Ethiopia and Germany are partners with a long history of relations. Under Prime Minister Abiy Ahmed, Ethiopia had embarked on a course of national reforms, and Ethiopia began to experience democratic change. After decades of irreconcilable conflict, the country concluded a peace agreement with its neighbour Eritrea, and in 2019 Abiy was awarded the Nobel Peace Prize for this accomplishment. These positive developments now need to be continued, Foreign Minister Heiko Maas emphasised after his meeting with Ethiopian Deputy Prime Minister and Minister of Foreign Affairs Demeke Mekonnen:
Ethiopia has garnered much sympathy, also in Germany, for the peace agreement it concluded with Eritrea and for pursuing courageous domestic reforms. The only thing that can bring peace to the country is a political process that ultimately continues the course of reform launched by Prime Minister Abiy.
Foreign Minister Maas therefore expressed all the more concern about the current situation in Ethiopia. In early November, existing tensions in the country came to a head. In the northern region of Tigray, a military conflict erupted between the federal government in Addis Ababa and the Tigray People’s Liberation Front (TPLF). According to human rights organisations, a massacre occurred in the vicinity of Mai Kadra in which 600 people were killed; the conflict is currently focused on Mekelle, the capital of Tigray.
“Ethiopia needs a ceasefire”
Minister Maas stressed that, to defuse the conflict, protect the country’s civilian population and ensure access of humanitarian workers, both sides must, as a first step, end all acts of violence:
After the announcement that Tigray’s regional capital Mekelle is about to be captured, we clearly believe that both sides must end all acts of violence. All sides must do everything in their power to protect civilians and to ensure access for the delivery of humanitarian assistance.
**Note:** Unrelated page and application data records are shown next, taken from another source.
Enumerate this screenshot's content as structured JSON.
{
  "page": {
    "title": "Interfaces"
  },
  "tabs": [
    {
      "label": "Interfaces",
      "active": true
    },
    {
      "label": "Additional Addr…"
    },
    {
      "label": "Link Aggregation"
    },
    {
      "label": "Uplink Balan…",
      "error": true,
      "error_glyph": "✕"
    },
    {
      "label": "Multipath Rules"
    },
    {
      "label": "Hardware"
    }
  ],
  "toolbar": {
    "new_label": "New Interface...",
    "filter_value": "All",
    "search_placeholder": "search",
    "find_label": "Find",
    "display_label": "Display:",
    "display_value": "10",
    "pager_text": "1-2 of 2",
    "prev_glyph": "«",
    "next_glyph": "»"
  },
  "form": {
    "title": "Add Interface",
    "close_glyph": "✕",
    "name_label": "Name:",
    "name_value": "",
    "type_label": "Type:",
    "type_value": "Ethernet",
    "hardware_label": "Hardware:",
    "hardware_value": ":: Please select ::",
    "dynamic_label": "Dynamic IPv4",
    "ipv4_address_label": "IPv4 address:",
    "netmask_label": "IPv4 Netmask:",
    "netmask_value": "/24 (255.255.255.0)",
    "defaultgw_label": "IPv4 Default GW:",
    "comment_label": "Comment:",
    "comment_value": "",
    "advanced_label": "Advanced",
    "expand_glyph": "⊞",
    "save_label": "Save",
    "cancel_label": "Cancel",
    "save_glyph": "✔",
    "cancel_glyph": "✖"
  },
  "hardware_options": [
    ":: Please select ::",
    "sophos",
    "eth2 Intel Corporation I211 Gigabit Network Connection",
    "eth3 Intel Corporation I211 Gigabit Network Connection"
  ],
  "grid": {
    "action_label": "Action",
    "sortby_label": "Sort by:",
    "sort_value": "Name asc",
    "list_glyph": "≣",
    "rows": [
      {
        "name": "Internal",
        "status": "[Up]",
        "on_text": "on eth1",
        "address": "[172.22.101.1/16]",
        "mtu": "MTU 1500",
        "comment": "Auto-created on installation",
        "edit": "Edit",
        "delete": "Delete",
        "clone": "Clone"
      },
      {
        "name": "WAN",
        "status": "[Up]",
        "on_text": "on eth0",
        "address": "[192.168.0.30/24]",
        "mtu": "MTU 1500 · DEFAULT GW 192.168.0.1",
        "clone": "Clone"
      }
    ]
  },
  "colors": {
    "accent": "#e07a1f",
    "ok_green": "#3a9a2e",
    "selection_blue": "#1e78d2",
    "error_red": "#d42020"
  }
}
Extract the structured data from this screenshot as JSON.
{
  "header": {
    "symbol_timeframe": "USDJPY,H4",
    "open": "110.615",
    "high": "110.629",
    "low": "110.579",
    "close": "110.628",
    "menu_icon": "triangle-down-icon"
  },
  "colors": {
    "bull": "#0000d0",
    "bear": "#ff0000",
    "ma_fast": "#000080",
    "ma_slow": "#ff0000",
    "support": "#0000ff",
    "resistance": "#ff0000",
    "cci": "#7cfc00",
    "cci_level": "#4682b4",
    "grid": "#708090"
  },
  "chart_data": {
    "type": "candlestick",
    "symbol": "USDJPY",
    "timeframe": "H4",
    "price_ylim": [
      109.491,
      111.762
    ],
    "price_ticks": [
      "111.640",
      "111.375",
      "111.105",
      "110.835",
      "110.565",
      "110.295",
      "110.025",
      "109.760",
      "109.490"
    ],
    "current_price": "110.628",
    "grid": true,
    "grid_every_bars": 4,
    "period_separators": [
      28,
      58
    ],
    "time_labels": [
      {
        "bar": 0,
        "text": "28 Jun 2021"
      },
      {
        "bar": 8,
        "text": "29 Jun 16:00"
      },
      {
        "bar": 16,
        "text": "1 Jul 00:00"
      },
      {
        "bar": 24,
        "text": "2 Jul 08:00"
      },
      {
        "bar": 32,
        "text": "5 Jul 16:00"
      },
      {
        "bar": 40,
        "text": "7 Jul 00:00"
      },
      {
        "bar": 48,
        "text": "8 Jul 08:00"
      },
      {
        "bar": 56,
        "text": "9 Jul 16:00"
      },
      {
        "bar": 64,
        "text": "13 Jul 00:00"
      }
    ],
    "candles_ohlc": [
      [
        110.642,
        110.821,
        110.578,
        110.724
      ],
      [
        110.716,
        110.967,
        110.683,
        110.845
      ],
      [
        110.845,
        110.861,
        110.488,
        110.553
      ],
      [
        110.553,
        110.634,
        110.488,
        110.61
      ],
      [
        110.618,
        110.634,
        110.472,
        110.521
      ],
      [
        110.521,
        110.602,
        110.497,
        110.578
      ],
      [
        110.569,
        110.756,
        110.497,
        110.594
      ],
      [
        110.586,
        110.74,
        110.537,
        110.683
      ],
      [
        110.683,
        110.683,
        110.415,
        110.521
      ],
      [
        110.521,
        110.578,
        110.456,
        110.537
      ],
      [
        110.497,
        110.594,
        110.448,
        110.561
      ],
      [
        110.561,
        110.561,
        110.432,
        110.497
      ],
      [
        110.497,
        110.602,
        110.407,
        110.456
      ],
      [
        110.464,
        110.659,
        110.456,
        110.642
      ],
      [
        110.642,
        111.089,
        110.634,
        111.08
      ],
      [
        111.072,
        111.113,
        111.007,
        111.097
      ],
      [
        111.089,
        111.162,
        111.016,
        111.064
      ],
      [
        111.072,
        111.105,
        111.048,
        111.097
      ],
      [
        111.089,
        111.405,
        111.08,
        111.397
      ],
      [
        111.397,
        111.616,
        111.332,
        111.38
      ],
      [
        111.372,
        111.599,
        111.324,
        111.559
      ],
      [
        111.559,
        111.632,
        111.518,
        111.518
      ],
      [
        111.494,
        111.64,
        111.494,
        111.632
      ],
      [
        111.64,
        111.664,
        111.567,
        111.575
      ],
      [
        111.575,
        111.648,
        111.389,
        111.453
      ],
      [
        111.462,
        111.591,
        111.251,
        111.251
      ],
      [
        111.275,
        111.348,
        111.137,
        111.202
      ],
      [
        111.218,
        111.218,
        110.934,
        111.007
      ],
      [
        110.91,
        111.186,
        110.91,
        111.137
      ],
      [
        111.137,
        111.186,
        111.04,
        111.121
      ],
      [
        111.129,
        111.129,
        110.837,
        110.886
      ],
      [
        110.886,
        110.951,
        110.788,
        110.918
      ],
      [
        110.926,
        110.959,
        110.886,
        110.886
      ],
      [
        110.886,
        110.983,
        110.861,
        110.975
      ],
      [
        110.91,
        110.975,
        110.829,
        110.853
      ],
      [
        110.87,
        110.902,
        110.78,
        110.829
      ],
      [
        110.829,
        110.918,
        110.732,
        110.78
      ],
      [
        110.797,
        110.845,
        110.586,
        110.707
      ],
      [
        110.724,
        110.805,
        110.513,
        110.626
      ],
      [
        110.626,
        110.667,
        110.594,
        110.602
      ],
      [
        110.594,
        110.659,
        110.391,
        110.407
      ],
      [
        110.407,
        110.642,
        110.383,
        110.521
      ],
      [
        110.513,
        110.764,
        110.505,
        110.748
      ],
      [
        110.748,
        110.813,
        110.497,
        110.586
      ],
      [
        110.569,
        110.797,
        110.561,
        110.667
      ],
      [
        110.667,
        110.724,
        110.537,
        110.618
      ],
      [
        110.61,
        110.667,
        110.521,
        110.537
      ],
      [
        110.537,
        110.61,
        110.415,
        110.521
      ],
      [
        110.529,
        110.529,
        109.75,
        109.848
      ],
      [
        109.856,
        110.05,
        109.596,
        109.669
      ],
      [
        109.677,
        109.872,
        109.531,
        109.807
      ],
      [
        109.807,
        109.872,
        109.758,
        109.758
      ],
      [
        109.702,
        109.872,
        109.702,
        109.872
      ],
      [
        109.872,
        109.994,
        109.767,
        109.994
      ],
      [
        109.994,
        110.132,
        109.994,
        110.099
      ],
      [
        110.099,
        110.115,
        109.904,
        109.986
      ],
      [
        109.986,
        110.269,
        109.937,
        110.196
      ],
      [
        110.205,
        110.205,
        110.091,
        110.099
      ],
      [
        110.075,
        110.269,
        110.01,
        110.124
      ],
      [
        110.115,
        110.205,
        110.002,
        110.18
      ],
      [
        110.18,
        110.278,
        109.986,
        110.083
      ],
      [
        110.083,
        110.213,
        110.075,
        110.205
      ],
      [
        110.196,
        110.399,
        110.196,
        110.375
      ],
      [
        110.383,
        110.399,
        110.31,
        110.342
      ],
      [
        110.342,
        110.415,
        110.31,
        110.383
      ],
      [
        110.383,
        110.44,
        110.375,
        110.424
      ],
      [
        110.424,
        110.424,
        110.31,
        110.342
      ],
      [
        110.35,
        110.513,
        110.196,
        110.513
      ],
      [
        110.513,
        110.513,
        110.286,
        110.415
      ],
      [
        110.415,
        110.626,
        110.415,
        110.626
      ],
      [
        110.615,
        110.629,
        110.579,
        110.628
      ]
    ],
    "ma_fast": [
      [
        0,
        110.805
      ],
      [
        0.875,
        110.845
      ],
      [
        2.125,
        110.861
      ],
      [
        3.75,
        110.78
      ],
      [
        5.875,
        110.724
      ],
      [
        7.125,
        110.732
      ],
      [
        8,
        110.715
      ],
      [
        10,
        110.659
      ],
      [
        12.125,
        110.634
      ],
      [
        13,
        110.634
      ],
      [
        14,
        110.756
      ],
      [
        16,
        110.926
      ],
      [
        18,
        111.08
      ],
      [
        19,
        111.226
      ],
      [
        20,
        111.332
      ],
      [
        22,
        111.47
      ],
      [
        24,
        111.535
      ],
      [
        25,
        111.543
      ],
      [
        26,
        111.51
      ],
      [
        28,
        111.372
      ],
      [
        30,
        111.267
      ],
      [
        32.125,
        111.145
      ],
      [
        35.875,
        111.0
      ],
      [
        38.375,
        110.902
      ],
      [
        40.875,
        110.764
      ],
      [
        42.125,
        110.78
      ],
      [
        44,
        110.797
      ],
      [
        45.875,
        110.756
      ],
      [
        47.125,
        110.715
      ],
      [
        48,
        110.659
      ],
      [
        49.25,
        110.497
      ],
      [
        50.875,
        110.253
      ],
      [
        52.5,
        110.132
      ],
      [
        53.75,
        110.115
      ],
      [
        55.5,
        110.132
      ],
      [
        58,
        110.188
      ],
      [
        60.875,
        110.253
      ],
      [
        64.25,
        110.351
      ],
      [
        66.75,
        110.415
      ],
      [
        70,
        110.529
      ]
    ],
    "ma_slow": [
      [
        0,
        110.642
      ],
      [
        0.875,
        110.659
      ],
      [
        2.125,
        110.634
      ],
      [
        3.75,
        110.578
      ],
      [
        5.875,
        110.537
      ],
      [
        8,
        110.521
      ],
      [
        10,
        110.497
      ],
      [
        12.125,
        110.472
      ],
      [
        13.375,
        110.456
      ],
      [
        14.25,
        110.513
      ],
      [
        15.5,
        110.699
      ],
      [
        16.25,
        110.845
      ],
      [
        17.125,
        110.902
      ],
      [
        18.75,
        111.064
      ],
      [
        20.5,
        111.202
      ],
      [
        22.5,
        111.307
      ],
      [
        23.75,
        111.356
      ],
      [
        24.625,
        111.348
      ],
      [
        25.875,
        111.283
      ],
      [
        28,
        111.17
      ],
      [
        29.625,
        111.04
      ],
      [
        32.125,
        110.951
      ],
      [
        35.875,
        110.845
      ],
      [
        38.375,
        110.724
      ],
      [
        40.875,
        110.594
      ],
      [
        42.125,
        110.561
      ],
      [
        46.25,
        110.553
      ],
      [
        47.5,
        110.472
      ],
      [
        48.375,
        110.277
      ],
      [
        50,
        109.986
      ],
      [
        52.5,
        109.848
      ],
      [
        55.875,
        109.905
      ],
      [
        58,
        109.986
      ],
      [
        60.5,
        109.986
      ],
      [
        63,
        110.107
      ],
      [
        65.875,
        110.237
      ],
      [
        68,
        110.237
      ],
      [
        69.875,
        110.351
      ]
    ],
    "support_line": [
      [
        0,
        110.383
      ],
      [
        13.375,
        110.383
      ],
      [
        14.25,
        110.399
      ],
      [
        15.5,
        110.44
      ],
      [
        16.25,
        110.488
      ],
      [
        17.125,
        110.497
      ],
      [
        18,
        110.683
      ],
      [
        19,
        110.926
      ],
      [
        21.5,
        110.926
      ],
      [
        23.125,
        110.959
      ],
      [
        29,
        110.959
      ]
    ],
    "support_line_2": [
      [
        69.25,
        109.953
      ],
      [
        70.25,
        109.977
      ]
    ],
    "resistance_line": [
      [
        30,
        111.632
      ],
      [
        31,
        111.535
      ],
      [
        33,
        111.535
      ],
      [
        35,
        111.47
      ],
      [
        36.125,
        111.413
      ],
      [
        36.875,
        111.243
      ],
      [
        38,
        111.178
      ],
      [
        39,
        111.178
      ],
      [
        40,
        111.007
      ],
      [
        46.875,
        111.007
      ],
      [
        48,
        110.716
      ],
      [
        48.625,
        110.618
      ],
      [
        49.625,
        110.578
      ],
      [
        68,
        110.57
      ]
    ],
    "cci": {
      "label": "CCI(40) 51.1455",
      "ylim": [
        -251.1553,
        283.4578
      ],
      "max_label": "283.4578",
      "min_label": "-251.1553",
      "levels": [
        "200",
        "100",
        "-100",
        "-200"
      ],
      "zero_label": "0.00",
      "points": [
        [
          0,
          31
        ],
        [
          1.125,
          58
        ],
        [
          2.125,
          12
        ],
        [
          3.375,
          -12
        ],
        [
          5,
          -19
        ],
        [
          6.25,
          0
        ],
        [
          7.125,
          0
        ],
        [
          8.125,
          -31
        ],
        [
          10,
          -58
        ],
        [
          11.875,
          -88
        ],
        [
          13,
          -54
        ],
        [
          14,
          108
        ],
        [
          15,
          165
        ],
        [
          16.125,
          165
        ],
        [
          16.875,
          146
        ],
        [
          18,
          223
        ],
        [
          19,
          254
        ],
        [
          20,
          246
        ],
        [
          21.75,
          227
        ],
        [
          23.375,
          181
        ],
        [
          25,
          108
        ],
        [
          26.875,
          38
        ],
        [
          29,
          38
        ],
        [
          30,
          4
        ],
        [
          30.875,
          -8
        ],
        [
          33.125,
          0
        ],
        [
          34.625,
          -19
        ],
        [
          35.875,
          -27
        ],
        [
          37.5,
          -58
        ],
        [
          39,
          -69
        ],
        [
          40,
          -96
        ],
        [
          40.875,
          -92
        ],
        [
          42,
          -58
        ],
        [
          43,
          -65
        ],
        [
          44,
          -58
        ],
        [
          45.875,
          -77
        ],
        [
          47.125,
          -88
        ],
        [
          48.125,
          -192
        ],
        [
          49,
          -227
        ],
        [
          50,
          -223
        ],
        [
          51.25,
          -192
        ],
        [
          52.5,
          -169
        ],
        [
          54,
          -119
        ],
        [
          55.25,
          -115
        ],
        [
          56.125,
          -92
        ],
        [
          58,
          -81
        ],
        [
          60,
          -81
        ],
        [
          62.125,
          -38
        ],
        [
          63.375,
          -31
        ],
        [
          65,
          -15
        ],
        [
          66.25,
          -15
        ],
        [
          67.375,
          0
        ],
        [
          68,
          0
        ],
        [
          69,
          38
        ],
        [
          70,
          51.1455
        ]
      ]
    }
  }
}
We are shocked by the suffering that we see: crimes against the civilian population must be investigated, and those responsible must be called to account. This must not become an ethnic conflict.
The conflict can only be ended through a political process
As a next step, both sides must engage in political talks to resolve the underlying conflict. Germany therefore supports the mediation offer by the African Union, which has sent three special representatives to Addis Ababa. Only a durable political process can permanently end the conflict and prevent human suffering.
Humanitarian assistance increased by 5 million euro
Germany is already providing humanitarian assistance that is helping those in need due to the conflict. So far this year, Ethiopia and its neighbours have faced flooding, a locust plague and COVID‑19. Now, the conflict is making this situation even more challenging – and many people are fleeing to neighbouring Sudan.
Germany has therefore increased its humanitarian assistance for Ethiopia by 5 million euro. The funding is being made available to the Country-Based Pooled Fund and thus to aid workers on the ground, so that they can help those who have lost their homes or who have been forced to flee the fighting.
Even before the start of the conflict, almost 20 million people in Ethiopia were dependent on humanitarian assistance. Germany has now made available a total of more than 30 million euro for humanitarian assistance in Ethiopia in 2020.